Thu Nov 7, 2019
Howison Library, 4–6 PM
Agnes Callard (University of Chicago)
Is there such a thing as being good or bad at philosophy?

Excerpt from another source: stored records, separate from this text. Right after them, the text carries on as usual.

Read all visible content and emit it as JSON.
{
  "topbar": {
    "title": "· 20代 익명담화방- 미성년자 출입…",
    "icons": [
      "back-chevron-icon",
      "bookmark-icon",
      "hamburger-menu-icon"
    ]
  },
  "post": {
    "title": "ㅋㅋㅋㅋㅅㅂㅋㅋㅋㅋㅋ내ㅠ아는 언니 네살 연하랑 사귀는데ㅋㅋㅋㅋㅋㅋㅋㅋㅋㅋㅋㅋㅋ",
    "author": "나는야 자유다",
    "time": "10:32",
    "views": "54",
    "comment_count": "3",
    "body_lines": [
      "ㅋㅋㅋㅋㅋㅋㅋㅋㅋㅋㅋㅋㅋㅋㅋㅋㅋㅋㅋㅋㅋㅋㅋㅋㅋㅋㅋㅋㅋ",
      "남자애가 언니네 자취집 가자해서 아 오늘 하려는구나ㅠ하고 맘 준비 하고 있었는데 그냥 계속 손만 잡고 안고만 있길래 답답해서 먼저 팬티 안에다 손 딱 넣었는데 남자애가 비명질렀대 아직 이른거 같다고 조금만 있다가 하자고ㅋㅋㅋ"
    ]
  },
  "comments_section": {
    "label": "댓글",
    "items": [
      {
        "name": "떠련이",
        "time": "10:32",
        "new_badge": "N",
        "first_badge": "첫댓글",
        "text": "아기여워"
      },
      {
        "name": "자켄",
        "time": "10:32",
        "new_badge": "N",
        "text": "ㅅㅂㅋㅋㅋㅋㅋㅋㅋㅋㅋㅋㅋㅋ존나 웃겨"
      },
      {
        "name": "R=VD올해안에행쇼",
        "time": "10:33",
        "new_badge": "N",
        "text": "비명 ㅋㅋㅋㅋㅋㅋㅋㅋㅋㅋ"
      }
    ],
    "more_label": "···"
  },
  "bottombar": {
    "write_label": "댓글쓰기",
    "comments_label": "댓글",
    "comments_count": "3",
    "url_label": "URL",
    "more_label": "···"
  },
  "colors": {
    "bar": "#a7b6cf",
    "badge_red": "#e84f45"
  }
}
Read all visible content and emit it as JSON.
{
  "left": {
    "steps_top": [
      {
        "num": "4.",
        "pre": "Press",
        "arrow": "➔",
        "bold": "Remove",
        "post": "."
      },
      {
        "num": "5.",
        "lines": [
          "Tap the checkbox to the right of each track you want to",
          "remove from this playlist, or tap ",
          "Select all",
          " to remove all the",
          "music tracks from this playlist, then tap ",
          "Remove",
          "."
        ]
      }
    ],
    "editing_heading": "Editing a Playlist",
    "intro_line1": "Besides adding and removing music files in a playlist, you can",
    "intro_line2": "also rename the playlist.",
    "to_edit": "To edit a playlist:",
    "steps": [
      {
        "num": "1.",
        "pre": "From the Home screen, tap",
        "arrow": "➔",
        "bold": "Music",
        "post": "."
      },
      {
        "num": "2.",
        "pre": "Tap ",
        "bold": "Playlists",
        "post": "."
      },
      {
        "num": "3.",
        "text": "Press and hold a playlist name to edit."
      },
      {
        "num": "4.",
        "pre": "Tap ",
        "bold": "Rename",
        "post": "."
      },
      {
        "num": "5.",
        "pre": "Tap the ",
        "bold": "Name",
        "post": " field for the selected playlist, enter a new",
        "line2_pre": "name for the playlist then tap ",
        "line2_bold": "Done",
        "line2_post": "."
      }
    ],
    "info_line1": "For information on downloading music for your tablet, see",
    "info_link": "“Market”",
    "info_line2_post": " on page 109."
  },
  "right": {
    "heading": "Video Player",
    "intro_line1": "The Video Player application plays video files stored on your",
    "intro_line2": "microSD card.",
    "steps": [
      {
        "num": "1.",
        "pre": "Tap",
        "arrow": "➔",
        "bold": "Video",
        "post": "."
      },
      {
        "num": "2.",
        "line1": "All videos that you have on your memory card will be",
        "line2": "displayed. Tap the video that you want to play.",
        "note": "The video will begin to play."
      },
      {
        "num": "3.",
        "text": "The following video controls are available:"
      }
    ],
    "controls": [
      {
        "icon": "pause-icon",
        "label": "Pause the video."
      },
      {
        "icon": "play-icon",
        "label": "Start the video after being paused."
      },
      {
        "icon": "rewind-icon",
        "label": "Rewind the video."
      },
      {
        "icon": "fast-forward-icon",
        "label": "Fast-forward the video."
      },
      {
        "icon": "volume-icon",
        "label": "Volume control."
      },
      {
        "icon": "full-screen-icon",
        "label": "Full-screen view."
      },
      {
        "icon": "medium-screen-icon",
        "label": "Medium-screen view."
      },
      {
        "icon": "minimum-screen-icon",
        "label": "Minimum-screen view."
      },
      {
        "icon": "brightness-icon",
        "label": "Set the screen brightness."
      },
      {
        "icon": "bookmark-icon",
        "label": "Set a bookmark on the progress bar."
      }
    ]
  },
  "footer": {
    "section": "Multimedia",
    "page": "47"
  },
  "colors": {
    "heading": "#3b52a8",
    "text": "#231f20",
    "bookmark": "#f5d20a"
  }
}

Suppose we define being good at an activity in terms of the kind of talent or skill that would ground comparative decisions about who to assign the activity to: if you need someone to do some musical composition, you should choose Mozart over me. He’s more talented, and will therefore do a better job. Some people are clearly better at musical composition than others. Likewise, if you need someone to diagnose your illness, you should choose your Doctor over me: she is better at medical diagnosis than I am. Are there people who, in this sense, are better at philosophy than others? My answer is: no. There is no such thing as being good or bad at philosophy. I also explain how, given that this is true, it is nonetheless possible for us to make principled decisions as to whether a given individual should be the student or the teacher of a philosophy class.